■ Exercise: A single number is required: the count of lines in the records below that contain the word "verification".

■ Materials provided:

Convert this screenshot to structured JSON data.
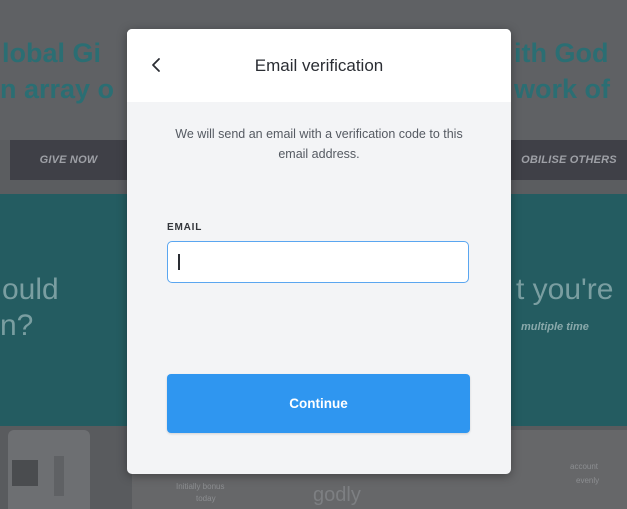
{
  "background": {
    "headline_left_1": "lobal Gi",
    "headline_left_2": "n array o",
    "headline_right_1": "ith God",
    "headline_right_2": "work of",
    "give_now_label": "GIVE NOW",
    "mobilise_label": "OBILISE OTHERS",
    "question_left_1": "ould",
    "question_left_2": "n?",
    "question_right": "t you're",
    "italic_right": "multiple time",
    "small_left": "Initially bonus",
    "small_left_2": "today",
    "godly_text": "godly",
    "small_right": "account",
    "small_right_2": "evenly"
  },
  "modal": {
    "title": "Email verification",
    "back_icon": "chevron-left-icon",
    "description": "We will send an email with a verification code to this email address.",
    "email_label": "EMAIL",
    "email_value": "",
    "email_placeholder": "",
    "continue_label": "Continue",
    "accent_color": "#2f96f0",
    "focus_border_color": "#5aa6f0"
  }
}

■ Result of this task: 2